Critiquing the Collection: Pride Month feature
Critique the Collection invites community members to engage with The Art Gallery of Windsor by choosing a work from the Gallery’s permanent collection, examining it through a critical lens, and submitting a creative critique in their preferred artistic discipline.
For Pride month, we want to appreciate the many 2SLGBTQ+ folks and allies who have worked, and continue to work, to create a world of acceptance, celebration, and joy for the 2SLGBTQ+ community. We are grateful to have artists from the 2SLGBTQ+ community in our collection, telling stories and sharing ideas that are important to all of us.
In our program Critique the Collection, Volume 2, some of our critics chose works from the collection that were created by 2SLGBTQ+ artists, and provided added context to artworks that continue to be relevant. Today, we’re highlighting one such critique by Janet MacIsaac, who critiqued David Buchan’s piece Canadian Youth (from Cold City Gallery Portfolio) (1989). Read Janet’s critique below!
“David Buchan’s (1989) Canadian Youth is a near faithful photographic (re)production of the Charles H. Scott (1937) painting of the same name. David uses his source images as a “point of departure.” (1) He does this through staging the scene in his works, playing with the meaning of the image to draw our attention to the constructed ‘reality’ of mass media.(2) Although a departure from his earlier process of inserting himself as the subject into his (re)productions, Canadian Youth heightens our awareness to the fabricated reality of advertising media. (3,4) David reminds us that mass media culture is always trying to sell us something that we lack but which is not ‘real’. The saturated colour profile in Canadian Youth gives us a general idea that the ‘reality’ presented is not what it seems.
David plays with the original details in the image meant to portray a ‘happenchance’ nature scene in British Colombia. Sand becomes a tan tarp. The people are props. The idyllic forest backdrop becomes a print from a wallpaper store. A wine bottle is inserted, labelled ‘Super, Natural’ referencing the BC’s Ministry of Tourism slogan.(5) These pieces come together to draw our attention to the image’s staged ‘nature.’ Nothing here is real. As a queer non-binary woman, I was initially drawn to a narrative of queer desire that I found in the image. However, upon further engagement with David’s work, I see this image reaching across time to remind us of the modern day commodification of queer and trans identity (i.e., rainbow capitalism). Canadian Youth stresses that our representation in mass media is being done to sell something back to us.”

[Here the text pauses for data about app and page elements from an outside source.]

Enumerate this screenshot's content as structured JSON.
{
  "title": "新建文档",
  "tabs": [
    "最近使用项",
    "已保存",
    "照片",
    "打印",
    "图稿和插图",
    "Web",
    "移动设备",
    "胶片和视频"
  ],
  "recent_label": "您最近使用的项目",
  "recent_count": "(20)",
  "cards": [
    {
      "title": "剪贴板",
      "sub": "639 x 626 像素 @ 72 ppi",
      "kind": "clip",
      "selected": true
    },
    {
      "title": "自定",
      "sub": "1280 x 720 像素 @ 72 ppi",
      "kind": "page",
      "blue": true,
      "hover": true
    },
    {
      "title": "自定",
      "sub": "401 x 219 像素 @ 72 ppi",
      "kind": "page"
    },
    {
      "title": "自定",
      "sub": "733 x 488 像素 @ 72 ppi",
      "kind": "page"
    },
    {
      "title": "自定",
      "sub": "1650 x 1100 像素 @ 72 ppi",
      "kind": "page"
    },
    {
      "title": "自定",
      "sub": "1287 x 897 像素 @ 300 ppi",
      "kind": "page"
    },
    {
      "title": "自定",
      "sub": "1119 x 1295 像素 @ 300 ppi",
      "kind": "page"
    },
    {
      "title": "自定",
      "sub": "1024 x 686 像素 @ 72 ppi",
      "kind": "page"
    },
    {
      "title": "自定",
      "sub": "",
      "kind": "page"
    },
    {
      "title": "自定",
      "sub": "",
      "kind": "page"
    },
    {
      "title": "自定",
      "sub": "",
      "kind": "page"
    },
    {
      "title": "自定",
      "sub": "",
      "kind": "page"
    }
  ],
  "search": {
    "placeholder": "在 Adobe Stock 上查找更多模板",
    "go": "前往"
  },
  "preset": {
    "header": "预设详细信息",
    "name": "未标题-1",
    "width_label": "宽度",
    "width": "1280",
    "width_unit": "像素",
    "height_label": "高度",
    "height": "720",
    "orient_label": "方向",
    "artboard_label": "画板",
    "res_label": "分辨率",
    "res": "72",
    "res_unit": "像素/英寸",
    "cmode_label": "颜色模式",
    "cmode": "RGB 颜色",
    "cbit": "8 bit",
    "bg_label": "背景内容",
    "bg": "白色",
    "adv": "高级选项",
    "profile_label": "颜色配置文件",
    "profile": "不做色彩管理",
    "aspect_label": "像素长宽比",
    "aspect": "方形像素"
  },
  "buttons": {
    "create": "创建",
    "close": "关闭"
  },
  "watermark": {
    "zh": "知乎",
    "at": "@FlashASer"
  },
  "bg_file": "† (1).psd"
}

Janet MacIsaac is a white, queer, non-binary woman living in so-called Windsor while she completes her PhD in Applied Social Psychology. Janet’s research focuses on trans embodiment and materializing gender euphoria through visual methods, particularly photography. When not working on their degree, Janet can usually be found biking in the county.
1 Stacey, Robert. (1993). Conspicuous Consumption. In L. Dompierre, David Buchan: Inside the Image (pp. 27–30). The Power Plant.
2 Maher, Sabrina. (2014). An Introduction to the language of partial seduction: Works by David Buchan [Unpublished master’s thesis]. University of Toronto.
3 This shift appears to be related to a decline in his health from HIV/AIDs, which he contracted near the end of the 1980s, see Maher (2014).
4 Chitty, Elizabeth. (1996). David Buchan: Man-about-town. Coach House Printing.
5 This is an interesting reference as at the time the government was dealing with issues of clear-cutting old growth forests (see Stacey, 1993). Apparently, the advertisements were handled by an agency that staged the tourism commercials, thus the ‘super, natural’ BC is a fabricated reality. The placement of the wine bottle in the image with this message acts to further reinforce the fabricated reality of what we are viewing and that we are being sold something in this image.